What is needed: Copy the records exactly. Include every line.

═══ Information supplied

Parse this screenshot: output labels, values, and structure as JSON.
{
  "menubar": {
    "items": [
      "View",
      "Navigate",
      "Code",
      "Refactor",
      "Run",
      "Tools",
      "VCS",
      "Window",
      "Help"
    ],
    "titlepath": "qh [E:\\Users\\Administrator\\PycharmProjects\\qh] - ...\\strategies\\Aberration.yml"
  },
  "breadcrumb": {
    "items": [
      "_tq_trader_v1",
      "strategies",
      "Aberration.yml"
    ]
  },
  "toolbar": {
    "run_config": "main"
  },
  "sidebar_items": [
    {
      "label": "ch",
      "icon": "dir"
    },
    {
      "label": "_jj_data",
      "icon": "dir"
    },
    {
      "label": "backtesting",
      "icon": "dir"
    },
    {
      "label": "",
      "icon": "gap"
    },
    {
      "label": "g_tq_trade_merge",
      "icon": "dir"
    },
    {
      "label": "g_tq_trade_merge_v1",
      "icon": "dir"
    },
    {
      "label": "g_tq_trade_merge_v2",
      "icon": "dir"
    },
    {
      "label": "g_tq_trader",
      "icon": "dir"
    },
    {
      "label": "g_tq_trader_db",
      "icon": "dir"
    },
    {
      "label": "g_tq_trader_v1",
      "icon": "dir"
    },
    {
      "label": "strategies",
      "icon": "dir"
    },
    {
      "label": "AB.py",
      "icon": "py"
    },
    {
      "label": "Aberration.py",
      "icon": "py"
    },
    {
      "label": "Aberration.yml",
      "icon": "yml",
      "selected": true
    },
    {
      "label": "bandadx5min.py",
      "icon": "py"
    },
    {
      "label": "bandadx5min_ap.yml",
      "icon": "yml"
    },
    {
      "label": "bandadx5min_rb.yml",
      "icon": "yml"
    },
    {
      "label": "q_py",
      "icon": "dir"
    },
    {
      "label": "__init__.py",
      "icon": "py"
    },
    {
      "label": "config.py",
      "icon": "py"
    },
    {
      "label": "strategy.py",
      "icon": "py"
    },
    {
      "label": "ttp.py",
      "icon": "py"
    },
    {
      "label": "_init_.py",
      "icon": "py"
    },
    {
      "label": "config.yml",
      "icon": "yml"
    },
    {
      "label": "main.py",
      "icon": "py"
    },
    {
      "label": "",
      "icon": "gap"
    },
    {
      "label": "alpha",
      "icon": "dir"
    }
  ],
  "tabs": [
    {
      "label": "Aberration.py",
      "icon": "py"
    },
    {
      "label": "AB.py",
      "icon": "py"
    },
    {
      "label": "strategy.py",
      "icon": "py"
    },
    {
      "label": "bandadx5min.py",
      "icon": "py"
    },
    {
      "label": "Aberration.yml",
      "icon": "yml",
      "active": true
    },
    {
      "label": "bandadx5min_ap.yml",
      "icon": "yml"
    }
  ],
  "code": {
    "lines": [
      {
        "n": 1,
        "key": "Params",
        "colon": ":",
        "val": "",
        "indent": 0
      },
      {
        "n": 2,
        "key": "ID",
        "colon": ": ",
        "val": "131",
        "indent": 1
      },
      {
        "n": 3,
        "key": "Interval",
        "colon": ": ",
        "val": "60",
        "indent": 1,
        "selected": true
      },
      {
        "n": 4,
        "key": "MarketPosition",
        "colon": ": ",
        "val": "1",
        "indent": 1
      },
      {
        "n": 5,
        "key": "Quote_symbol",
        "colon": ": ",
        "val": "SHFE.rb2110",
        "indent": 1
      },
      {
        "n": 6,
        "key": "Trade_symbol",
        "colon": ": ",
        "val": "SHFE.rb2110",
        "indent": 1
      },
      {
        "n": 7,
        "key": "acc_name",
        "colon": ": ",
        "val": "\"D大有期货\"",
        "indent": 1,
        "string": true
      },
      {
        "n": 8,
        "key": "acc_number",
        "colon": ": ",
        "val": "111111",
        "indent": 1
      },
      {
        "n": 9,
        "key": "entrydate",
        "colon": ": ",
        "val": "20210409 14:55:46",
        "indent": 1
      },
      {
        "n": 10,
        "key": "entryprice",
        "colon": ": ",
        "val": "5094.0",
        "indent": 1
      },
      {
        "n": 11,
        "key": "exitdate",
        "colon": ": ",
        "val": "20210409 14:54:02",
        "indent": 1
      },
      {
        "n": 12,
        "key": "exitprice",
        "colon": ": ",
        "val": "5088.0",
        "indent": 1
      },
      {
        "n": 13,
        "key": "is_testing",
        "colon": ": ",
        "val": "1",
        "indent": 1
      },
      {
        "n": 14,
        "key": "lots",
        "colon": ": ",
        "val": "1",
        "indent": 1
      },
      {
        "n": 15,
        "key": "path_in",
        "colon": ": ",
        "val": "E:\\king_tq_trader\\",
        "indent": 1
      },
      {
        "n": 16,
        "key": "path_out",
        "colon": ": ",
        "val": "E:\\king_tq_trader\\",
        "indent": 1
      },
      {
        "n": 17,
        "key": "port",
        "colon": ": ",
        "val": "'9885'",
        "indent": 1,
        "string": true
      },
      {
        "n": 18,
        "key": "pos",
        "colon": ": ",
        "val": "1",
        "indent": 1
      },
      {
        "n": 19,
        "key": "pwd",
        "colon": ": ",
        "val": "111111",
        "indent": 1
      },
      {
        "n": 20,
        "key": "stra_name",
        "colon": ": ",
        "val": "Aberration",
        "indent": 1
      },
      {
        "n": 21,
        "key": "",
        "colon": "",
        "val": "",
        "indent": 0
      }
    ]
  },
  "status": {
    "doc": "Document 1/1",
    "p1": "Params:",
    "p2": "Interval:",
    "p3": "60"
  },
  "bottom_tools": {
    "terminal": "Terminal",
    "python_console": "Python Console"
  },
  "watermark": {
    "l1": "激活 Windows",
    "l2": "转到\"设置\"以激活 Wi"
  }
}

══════

Reply:
Parse this screenshot: output labels, values, and structure as JSON.
{
  "menubar": {
    "items": [
      "View",
      "Navigate",
      "Code",
      "Refactor",
      "Run",
      "Tools",
      "VCS",
      "Window",
      "Help"
    ],
    "titlepath": "qh [E:\\Users\\Administrator\\PycharmProjects\\qh] - ...\\strategies\\Aberration.yml"
  },
  "breadcrumb": {
    "items": [
      "_tq_trader_v1",
      "strategies",
      "Aberration.yml"
    ]
  },
  "toolbar": {
    "run_config": "main"
  },
  "sidebar_items": [
    {
      "label": "ch",
      "icon": "dir"
    },
    {
      "label": "_jj_data",
      "icon": "dir"
    },
    {
      "label": "backtesting",
      "icon": "dir"
    },
    {
      "label": "",
      "icon": "gap"
    },
    {
      "label": "g_tq_trade_merge",
      "icon": "dir"
    },
    {
      "label": "g_tq_trade_merge_v1",
      "icon": "dir"
    },
    {
      "label": "g_tq_trade_merge_v2",
      "icon": "dir"
    },
    {
      "label": "g_tq_trader",
      "icon": "dir"
    },
    {
      "label": "g_tq_trader_db",
      "icon": "dir"
    },
    {
      "label": "g_tq_trader_v1",
      "icon": "dir"
    },
    {
      "label": "strategies",
      "icon": "dir"
    },
    {
      "label": "AB.py",
      "icon": "py"
    },
    {
      "label": "Aberration.py",
      "icon": "py"
    },
    {
      "label": "Aberration.yml",
      "icon": "yml",
      "selected": true
    },
    {
      "label": "bandadx5min.py",
      "icon": "py"
    },
    {
      "label": "bandadx5min_ap.yml",
      "icon": "yml"
    },
    {
      "label": "bandadx5min_rb.yml",
      "icon": "yml"
    },
    {
      "label": "q_py",
      "icon": "dir"
    },
    {
      "label": "__init__.py",
      "icon": "py"
    },
    {
      "label": "config.py",
      "icon": "py"
    },
    {
      "label": "strategy.py",
      "icon": "py"
    },
    {
      "label": "ttp.py",
      "icon": "py"
    },
    {
      "label": "_init_.py",
      "icon": "py"
    },
    {
      "label": "config.yml",
      "icon": "yml"
    },
    {
      "label": "main.py",
      "icon": "py"
    },
    {
      "label": "",
      "icon": "gap"
    },
    {
      "label": "alpha",
      "icon": "dir"
    }
  ],
  "tabs": [
    {
      "label": "Aberration.py",
      "icon": "py"
    },
    {
      "label": "AB.py",
      "icon": "py"
    },
    {
      "label": "strategy.py",
      "icon": "py"
    },
    {
      "label": "bandadx5min.py",
      "icon": "py"
    },
    {
      "label": "Aberration.yml",
      "icon": "yml",
      "active": true
    },
    {
      "label": "bandadx5min_ap.yml",
      "icon": "yml"
    }
  ],
  "code": {
    "lines": [
      {
        "n": 1,
        "key": "Params",
        "colon": ":",
        "val": "",
        "indent": 0
      },
      {
        "n": 2,
        "key": "ID",
        "colon": ": ",
        "val": "131",
        "indent": 1
      },
      {
        "n": 3,
        "key": "Interval",
        "colon": ": ",
        "val": "60",
        "indent": 1,
        "selected": true
      },
      {
        "n": 4,
        "key": "MarketPosition",
        "colon": ": ",
        "val": "1",
        "indent": 1
      },
      {
        "n": 5,
        "key": "Quote_symbol",
        "colon": ": ",
        "val": "SHFE.rb2110",
        "indent": 1
      },
      {
        "n": 6,
        "key": "Trade_symbol",
        "colon": ": ",
        "val": "SHFE.rb2110",
        "indent": 1
      },
      {
        "n": 7,
        "key": "acc_name",
        "colon": ": ",
        "val": "\"D大有期货\"",
        "indent": 1,
        "string": true
      },
      {
        "n": 8,
        "key": "acc_number",
        "colon": ": ",
        "val": "111111",
        "indent": 1
      },
      {
        "n": 9,
        "key": "entrydate",
        "colon": ": ",
        "val": "20210409 14:55:46",
        "indent": 1
      },
      {
        "n": 10,
        "key": "entryprice",
        "colon": ": ",
        "val": "5094.0",
        "indent": 1
      },
      {
        "n": 11,
        "key": "exitdate",
        "colon": ": ",
        "val": "20210409 14:54:02",
        "indent": 1
      },
      {
        "n": 12,
        "key": "exitprice",
        "colon": ": ",
        "val": "5088.0",
        "indent": 1
      },
      {
        "n": 13,
        "key": "is_testing",
        "colon": ": ",
        "val": "1",
        "indent": 1
      },
      {
        "n": 14,
        "key": "lots",
        "colon": ": ",
        "val": "1",
        "indent": 1
      },
      {
        "n": 15,
        "key": "path_in",
        "colon": ": ",
        "val": "E:\\king_tq_trader\\",
        "indent": 1
      },
      {
        "n": 16,
        "key": "path_out",
        "colon": ": ",
        "val": "E:\\king_tq_trader\\",
        "indent": 1
      },
      {
        "n": 17,
        "key": "port",
        "colon": ": ",
        "val": "'9885'",
        "indent": 1,
        "string": true
      },
      {
        "n": 18,
        "key": "pos",
        "colon": ": ",
        "val": "1",
        "indent": 1
      },
      {
        "n": 19,
        "key": "pwd",
        "colon": ": ",
        "val": "111111",
        "indent": 1
      },
      {
        "n": 20,
        "key": "stra_name",
        "colon": ": ",
        "val": "Aberration",
        "indent": 1
      },
      {
        "n": 21,
        "key": "",
        "colon": "",
        "val": "",
        "indent": 0
      }
    ]
  },
  "status": {
    "doc": "Document 1/1",
    "p1": "Params:",
    "p2": "Interval:",
    "p3": "60"
  },
  "bottom_tools": {
    "terminal": "Terminal",
    "python_console": "Python Console"
  },
  "watermark": {
    "l1": "激活 Windows",
    "l2": "转到\"设置\"以激活 Wi"
  }
}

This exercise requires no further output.